BEGIN Data listing

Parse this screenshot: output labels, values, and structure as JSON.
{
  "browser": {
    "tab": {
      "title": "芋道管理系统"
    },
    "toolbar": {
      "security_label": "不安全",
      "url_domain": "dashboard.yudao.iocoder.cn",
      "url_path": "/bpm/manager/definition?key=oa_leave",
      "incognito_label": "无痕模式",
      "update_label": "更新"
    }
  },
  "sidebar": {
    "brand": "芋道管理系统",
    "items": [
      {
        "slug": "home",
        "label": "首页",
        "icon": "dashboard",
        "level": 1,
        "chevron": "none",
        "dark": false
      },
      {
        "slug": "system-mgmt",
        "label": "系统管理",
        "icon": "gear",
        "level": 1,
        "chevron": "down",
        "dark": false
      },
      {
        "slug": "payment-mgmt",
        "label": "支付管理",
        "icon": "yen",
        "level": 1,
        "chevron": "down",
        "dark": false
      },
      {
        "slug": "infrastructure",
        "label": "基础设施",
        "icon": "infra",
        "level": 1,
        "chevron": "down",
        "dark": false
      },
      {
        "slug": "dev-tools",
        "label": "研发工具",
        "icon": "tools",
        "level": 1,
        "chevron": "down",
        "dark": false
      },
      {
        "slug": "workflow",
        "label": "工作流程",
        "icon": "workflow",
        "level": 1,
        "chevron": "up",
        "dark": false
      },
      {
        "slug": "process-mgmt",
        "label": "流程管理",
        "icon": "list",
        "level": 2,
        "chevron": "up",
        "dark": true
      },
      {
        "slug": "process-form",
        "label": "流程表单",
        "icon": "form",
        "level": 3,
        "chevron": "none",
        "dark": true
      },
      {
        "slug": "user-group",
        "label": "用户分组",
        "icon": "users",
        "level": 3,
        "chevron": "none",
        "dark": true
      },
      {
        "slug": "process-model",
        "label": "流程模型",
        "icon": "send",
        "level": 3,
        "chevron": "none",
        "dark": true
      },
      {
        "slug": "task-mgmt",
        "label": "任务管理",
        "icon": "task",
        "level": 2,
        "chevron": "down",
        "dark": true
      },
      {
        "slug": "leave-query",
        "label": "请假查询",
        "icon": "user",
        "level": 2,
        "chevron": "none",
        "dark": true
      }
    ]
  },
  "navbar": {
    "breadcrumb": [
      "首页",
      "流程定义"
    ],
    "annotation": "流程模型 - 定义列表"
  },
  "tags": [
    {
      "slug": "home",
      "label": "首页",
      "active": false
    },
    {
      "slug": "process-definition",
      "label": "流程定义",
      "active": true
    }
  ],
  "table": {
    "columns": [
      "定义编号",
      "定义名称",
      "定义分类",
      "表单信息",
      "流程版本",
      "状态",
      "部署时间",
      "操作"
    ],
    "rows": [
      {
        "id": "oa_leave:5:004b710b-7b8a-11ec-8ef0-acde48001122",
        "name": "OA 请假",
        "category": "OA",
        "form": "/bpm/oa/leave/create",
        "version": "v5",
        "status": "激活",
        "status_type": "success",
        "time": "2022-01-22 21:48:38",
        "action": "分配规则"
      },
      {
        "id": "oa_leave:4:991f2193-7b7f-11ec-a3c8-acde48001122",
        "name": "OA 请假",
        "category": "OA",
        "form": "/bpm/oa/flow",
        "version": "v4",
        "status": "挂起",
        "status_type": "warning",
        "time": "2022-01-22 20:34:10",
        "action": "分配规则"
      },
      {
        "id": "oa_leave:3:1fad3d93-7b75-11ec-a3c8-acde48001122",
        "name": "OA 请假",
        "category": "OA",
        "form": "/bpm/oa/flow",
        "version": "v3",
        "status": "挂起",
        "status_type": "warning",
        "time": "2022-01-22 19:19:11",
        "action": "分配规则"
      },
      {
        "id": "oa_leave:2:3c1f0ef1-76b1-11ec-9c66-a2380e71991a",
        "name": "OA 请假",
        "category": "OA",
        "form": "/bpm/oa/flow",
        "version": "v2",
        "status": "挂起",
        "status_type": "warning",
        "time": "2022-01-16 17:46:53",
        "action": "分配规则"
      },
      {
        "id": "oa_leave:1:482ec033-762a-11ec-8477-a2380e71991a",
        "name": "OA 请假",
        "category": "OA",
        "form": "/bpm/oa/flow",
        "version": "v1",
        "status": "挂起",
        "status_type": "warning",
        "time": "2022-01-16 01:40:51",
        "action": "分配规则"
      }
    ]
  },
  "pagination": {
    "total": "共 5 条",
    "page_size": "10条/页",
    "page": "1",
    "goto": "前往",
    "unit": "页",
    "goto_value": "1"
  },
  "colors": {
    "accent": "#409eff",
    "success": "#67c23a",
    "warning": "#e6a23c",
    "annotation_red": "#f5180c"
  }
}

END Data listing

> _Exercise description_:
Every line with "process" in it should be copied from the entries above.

> _Exercise solution_:
        "slug": "process-mgmt",
        "slug": "process-form",
        "slug": "process-model",
      "slug": "process-definition",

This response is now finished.